Gene Frantz and Erik Welsh of Octavo Systems join the MEP to discuss how SiP components can benefit hardware designers.
May 27, 2016, Episode #17
- This week Stephen and Parker have a guest: Greg Sheridan of Octavo Systems.
- Greg is the Marketing and Sales Manager for Octavo Systems.
- Octavo Systems builds “System-in-Package” or SiP style chips to reduce the complexity of board layout and offset the costs of more PCB layers. Their first product is a Beagle Bone on Chip IC called the OSD3358.
- Greg can rattle off the part number no problem as he was the one that came up with the naming convention. OSD3358-512M-BAS.
- Octavo Systems takes the die of the IC they want to integrate and combine it with the DRAM, decoupling, and power regulation needed and put them on a custom substrate. The IC die is then bond wired to the substrate. See Figure 1.
- Octavo Systems gets their dies direct from the manufactures like Texas Instruments.
- The OSD3358-512M-BAS can be purchased at Digi-key in singles for almost $50.
- The BGA is a large pitch of 1.27mm. Octavo hopes it will help out the maker group. Uses normal IC packaging technology so it should be fairly robust. Thermal performance is very good.
- FCC/CE certification will be coming soon. Greg does not expect any problems given how short the traces are.
- Octavo is looking at integrating more devices for the future. They are not limited to the semiconductor process when selecting sub systems.
- The Ello 2M on CrowdSupply is a really “neat” stackable PCB portable computer for learning to program and hack hardware. Runs a PIC32MX MCU and Basic OS. All open source on github.
- Greg saw the PocketCNC at MakerFaire. They have a version made completely our of FR4 called the Machine Shield.
- Industrial enclosures for the the Raspberry Pi actually exist.
- Video explaining how the Raspberry Pi 2 reset when a Xenon Flash his the PCB.
- Nest releases an open source version of its networking protocol called OpenThread. Will make all IoT devices talk to each other.
About the Hosts
Parker is an Electrical Engineer with backgrounds in Embedded System Design and Digital Signal Processing.

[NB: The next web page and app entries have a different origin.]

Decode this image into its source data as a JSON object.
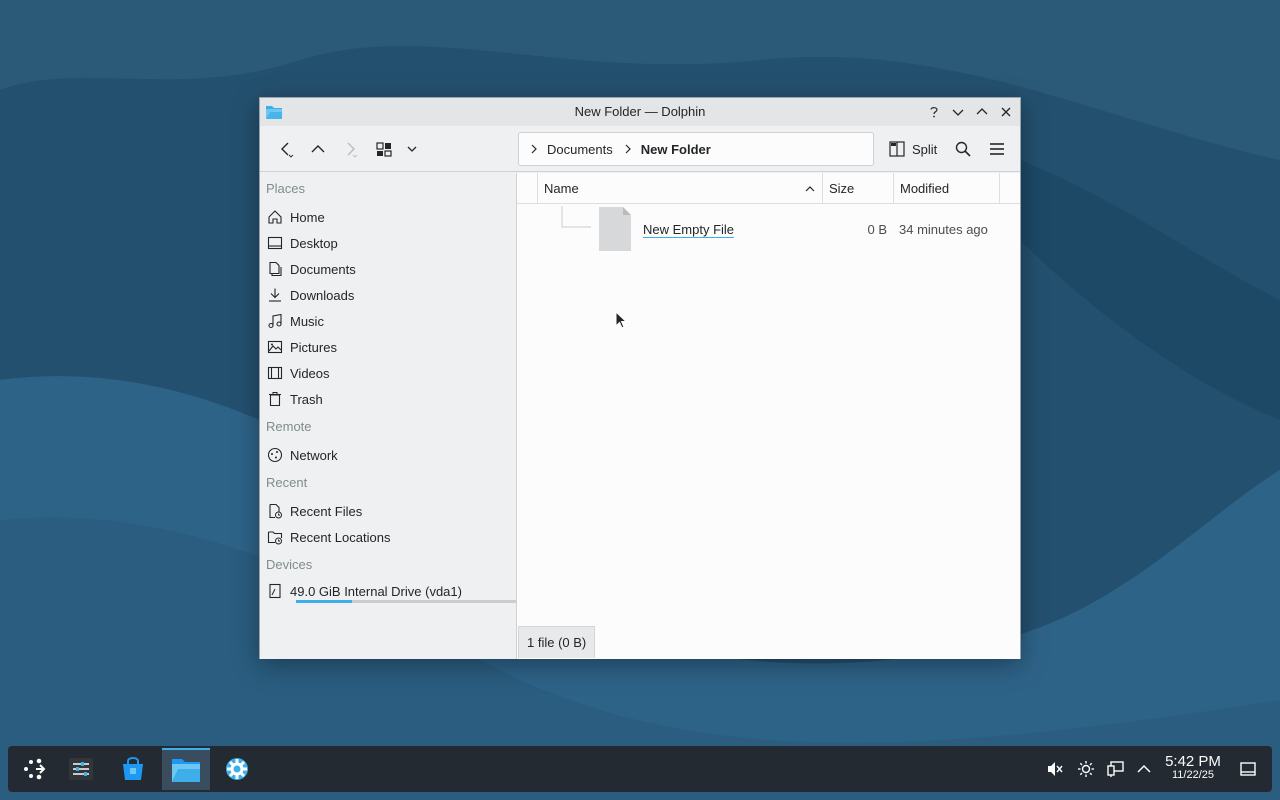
{
  "window": {
    "title": "New Folder — Dolphin"
  },
  "breadcrumb": {
    "items": [
      "Documents",
      "New Folder"
    ]
  },
  "toolbar": {
    "split_label": "Split"
  },
  "sidebar": {
    "sections": {
      "places": "Places",
      "remote": "Remote",
      "recent": "Recent",
      "devices": "Devices"
    },
    "places": [
      {
        "label": "Home",
        "icon": "home-icon"
      },
      {
        "label": "Desktop",
        "icon": "desktop-icon"
      },
      {
        "label": "Documents",
        "icon": "documents-icon"
      },
      {
        "label": "Downloads",
        "icon": "downloads-icon"
      },
      {
        "label": "Music",
        "icon": "music-icon"
      },
      {
        "label": "Pictures",
        "icon": "pictures-icon"
      },
      {
        "label": "Videos",
        "icon": "videos-icon"
      },
      {
        "label": "Trash",
        "icon": "trash-icon"
      }
    ],
    "remote": [
      {
        "label": "Network",
        "icon": "network-icon"
      }
    ],
    "recent": [
      {
        "label": "Recent Files",
        "icon": "recent-files-icon"
      },
      {
        "label": "Recent Locations",
        "icon": "recent-locations-icon"
      }
    ],
    "devices": [
      {
        "label": "49.0 GiB Internal Drive (vda1)",
        "icon": "drive-icon",
        "usage_fraction": 0.25
      }
    ]
  },
  "columns": {
    "name": "Name",
    "size": "Size",
    "modified": "Modified"
  },
  "files": [
    {
      "name": "New Empty File",
      "size": "0 B",
      "modified": "34 minutes ago"
    }
  ],
  "status": {
    "text": "1 file (0 B)"
  },
  "taskbar": {
    "time": "5:42 PM",
    "date": "11/22/25"
  },
  "colors": {
    "accent": "#3daee9",
    "taskbar": "#232a31",
    "window_bg": "#eff0f1"
  }
}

He got his start in 2005 by hacking Nintendo consoles into portable gaming units. The following year he designed and produced an Atari 2600 video mod to allow the Atari to display a crisp, RF fuzz free picture on newer TVs. Over a thousand Atari video mods where produced by Parker from 2006 to 2011 and the mod is still made by other enthusiasts in the Atari community.
In 2006, Parker enrolled at The University of Texas at Austin as a Petroleum Engineer. After realizing electronics was his passion he switched majors in 2007 to Electrical and Computer Engineering. Following his previous background in making the Atari 2600 video mod, Parker decided to take more board layout classes and circuit design classes. Other areas of study include robotics, microcontroller theory and design, FPGA development with VHDL and Verilog, and image and signal processing with DSPs. In 2010, Parker won a Ti sponsored Launchpad programming and design contest that was held by the IEEE CS chapter at the University. Parker graduated with a BS in Electrical and Computer Engineering in the Spring of 2012.
In the Summer of 2012, Parker was hired on as an Electrical Engineer at Dynamic Perception to design and prototype new electronic products. Here, Parker learned about full product development cycles and honed his board layout skills. Seeing the difficulties in managing operations and FCC/CE compliance testing, Parker thought there had to be a better way for small electronic companies to get their product out in customer's hands.
Parker also runs the blog, longhornengineer.com, where he posts his personal projects, technical guides, and appnotes about board layout design and components.
Stephen Kraig began his electronics career by building musical oriented circuits in 2003. Stephen is an avid guitar player and, in his down time, manufactures audio electronics including guitar amplifiers, pedals, and pro audio gear. Stephen graduated with a BS in Electrical Engineering from Texas A&M University.
Special thanks to whixr over at Tymkrs for the intro and outro!